Industry & Non-Big 4 Internships
If you have no desire to work at a Big 4 firm, or do not possess a high enough GPA, you may find yourself as an intern for a private company (e.g., Fortune 500 or smaller). Additionally, you may get hired as an intern within a smaller, non-Big 4 public accounting firm.
Either way, both internship types will allow you precious insight into life as an accountant. If you’re considering becoming an accountant, landing a good internship is almost a must. Without an internship, you won’t have first-hand knowledge of what daily tasks accountants handle. Consequently, you may also end up as an accountant when it’s not a good career choice for you.
So, becoming an accounting intern gives you peace of mind about your decision to pursue an accounting major.
If you’re considering becoming an accountant, weigh the pros and cons. Also, examine the career path you want to pursue and make sure getting a major in accounting is the right path to your end goals. Finally, you will want to explore the commitment involved and make sure this is something you are ready to commit to.

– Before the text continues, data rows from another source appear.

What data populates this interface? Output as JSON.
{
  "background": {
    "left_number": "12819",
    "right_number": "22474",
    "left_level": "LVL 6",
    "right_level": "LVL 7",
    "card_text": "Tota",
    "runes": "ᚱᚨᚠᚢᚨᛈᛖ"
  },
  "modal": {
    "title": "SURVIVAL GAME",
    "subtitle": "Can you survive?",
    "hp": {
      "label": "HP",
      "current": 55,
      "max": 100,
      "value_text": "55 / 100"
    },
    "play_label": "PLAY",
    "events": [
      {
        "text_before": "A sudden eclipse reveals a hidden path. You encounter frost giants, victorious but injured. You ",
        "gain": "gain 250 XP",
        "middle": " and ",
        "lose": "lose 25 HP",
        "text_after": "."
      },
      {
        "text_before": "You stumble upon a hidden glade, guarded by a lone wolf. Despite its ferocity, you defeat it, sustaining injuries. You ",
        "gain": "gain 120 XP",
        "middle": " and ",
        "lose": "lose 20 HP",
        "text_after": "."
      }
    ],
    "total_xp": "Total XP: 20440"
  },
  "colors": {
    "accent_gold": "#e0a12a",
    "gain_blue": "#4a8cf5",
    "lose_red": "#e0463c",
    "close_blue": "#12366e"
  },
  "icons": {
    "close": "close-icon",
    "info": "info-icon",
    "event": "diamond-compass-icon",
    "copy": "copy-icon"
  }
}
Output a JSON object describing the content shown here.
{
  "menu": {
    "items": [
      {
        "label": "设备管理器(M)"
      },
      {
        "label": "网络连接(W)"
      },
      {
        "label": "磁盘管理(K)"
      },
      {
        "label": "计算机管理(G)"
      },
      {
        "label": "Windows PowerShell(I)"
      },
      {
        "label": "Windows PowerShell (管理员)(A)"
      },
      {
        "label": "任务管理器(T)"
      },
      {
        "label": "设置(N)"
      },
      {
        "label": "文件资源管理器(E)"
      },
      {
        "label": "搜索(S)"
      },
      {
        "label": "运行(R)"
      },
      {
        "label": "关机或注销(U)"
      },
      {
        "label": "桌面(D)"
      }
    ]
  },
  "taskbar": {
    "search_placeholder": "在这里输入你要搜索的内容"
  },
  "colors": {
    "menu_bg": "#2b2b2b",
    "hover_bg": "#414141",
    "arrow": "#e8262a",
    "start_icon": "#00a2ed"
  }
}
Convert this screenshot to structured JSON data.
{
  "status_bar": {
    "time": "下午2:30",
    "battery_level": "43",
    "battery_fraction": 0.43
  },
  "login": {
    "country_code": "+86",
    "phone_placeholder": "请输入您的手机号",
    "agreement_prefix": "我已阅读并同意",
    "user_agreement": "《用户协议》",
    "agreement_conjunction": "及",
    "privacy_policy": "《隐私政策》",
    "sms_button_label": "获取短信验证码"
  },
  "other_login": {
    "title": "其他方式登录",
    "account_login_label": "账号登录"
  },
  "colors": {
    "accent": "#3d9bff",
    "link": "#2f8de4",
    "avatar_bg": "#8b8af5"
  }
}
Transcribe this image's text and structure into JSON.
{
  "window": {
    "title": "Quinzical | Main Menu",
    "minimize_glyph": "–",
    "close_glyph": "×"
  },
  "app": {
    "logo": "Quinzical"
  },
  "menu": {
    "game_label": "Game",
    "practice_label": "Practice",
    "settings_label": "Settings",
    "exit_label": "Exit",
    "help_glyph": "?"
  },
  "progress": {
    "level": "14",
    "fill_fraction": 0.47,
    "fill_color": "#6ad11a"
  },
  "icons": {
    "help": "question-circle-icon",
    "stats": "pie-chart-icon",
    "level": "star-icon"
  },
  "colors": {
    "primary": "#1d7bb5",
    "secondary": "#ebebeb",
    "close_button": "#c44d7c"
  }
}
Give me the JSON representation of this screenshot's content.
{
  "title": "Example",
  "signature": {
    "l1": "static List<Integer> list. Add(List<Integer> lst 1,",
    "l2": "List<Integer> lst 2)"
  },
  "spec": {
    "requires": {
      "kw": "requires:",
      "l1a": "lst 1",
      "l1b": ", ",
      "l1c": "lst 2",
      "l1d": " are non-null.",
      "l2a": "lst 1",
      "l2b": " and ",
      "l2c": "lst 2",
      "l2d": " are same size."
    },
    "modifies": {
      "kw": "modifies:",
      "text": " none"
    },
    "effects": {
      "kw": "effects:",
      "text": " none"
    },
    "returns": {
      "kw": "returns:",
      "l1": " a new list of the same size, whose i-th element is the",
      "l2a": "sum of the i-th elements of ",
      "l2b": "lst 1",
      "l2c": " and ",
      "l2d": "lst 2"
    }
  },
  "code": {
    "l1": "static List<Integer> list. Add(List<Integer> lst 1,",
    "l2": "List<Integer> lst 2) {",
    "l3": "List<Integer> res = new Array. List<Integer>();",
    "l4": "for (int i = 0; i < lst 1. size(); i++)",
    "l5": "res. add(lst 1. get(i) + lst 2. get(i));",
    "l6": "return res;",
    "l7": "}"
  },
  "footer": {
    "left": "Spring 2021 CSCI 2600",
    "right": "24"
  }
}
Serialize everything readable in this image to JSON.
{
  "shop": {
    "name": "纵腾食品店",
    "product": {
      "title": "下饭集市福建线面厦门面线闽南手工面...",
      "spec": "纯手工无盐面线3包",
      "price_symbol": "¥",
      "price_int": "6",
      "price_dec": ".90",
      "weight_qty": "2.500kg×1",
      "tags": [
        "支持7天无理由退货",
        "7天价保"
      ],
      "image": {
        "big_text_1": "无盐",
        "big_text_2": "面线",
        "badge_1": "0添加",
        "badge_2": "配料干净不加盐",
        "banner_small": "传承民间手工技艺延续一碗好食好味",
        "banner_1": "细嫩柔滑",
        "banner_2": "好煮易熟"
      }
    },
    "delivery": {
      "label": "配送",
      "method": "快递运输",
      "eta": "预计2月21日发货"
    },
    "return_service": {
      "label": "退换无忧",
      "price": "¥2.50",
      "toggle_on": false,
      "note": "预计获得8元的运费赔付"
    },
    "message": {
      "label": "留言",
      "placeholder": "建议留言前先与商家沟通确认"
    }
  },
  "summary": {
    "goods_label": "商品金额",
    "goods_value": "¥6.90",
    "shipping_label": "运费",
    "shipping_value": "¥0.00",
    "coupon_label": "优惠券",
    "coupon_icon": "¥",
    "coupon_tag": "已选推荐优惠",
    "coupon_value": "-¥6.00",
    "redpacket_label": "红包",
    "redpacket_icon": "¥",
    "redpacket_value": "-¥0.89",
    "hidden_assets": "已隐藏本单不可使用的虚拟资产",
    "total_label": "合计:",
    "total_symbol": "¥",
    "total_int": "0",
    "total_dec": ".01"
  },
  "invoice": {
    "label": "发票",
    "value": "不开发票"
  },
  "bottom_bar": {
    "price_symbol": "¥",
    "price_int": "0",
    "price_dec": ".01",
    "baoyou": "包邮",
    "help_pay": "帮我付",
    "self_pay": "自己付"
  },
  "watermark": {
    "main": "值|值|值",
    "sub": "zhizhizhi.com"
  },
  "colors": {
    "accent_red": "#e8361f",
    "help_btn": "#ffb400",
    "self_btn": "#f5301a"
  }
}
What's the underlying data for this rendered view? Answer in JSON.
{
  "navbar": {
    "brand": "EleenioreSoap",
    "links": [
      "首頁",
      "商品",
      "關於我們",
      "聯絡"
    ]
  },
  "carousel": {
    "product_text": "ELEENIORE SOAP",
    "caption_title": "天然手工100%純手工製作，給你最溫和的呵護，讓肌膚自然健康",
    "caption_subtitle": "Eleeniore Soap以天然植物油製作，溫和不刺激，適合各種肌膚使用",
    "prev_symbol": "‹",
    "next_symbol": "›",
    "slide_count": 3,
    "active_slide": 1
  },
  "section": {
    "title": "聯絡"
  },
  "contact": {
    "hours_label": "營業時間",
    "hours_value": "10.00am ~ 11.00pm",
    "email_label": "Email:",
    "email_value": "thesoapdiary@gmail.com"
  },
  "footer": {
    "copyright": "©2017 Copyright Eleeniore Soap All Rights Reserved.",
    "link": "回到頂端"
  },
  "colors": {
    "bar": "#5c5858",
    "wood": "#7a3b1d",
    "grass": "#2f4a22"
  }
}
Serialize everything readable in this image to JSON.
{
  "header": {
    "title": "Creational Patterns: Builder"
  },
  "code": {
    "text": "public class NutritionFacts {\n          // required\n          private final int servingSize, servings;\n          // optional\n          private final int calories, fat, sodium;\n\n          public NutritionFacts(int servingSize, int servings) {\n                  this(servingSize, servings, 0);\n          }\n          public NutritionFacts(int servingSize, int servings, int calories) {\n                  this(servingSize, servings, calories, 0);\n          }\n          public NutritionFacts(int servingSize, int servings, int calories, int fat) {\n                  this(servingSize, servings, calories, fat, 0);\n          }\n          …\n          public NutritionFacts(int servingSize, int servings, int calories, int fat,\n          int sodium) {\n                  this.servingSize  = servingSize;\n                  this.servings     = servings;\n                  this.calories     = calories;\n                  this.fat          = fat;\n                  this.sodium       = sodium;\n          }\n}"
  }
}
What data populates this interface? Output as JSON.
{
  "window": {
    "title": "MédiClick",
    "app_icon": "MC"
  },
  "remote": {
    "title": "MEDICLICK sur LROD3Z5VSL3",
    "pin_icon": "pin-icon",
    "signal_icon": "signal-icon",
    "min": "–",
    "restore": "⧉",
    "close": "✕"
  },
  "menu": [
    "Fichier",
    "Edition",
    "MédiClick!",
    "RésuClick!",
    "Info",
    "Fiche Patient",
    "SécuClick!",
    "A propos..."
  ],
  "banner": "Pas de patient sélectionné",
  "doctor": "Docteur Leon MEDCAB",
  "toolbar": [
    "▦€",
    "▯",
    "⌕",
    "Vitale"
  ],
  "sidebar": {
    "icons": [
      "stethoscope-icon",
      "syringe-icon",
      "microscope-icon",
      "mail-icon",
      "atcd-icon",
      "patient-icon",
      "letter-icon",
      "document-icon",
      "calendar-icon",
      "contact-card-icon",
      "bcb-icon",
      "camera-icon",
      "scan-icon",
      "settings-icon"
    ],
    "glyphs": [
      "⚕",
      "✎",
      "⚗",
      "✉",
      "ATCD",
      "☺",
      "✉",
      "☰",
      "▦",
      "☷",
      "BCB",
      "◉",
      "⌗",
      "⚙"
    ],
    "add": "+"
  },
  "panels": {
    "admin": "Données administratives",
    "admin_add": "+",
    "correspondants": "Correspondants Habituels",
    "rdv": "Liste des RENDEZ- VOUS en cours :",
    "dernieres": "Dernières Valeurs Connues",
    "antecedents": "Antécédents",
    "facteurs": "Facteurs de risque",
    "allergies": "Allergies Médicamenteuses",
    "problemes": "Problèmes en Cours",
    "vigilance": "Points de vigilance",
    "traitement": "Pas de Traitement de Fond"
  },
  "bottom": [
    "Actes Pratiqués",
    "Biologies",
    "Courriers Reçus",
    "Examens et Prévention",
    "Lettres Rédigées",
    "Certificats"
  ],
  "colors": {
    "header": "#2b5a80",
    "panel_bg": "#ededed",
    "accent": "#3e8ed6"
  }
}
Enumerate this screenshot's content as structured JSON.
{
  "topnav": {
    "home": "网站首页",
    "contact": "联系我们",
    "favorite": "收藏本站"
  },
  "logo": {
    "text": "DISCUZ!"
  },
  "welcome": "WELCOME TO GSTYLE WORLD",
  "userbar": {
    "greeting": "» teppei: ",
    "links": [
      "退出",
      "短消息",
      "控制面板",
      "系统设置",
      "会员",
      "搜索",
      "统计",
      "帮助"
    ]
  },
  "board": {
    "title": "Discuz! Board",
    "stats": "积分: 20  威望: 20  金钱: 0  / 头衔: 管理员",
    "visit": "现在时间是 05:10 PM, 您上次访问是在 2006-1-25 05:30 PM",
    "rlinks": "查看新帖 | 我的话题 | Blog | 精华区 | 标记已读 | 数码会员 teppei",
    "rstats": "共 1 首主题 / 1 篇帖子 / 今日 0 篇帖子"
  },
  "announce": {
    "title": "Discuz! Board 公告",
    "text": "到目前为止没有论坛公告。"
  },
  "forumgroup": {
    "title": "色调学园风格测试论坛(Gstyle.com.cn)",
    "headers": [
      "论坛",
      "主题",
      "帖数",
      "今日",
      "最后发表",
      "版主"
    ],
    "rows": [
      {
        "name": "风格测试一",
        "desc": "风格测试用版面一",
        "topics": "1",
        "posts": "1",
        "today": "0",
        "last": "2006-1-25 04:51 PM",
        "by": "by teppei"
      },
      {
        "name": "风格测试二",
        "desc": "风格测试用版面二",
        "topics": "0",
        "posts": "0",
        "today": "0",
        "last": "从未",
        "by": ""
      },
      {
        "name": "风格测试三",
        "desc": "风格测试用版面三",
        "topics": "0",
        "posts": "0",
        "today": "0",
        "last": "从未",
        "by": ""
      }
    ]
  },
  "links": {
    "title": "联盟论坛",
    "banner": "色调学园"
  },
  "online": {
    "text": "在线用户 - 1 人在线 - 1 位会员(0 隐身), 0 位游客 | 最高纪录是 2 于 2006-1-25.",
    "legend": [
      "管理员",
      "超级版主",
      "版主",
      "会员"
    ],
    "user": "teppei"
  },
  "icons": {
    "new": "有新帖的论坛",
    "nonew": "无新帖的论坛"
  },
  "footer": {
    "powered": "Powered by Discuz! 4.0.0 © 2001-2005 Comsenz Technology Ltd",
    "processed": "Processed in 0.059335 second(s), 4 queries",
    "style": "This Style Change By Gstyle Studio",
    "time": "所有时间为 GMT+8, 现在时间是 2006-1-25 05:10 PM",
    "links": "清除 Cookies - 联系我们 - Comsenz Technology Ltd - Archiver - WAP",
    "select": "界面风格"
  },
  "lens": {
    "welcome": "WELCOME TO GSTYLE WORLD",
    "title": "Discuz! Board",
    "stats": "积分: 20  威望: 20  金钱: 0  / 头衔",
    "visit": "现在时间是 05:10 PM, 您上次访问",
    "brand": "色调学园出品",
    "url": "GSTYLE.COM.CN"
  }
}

All of the facts and the evidence shows us that accounting is an excellent major to choose. There will always be job demand, and there are a variety of different tasks you can do and jobs you can take within this field. It all starts with an accounting degree.
Are you ready?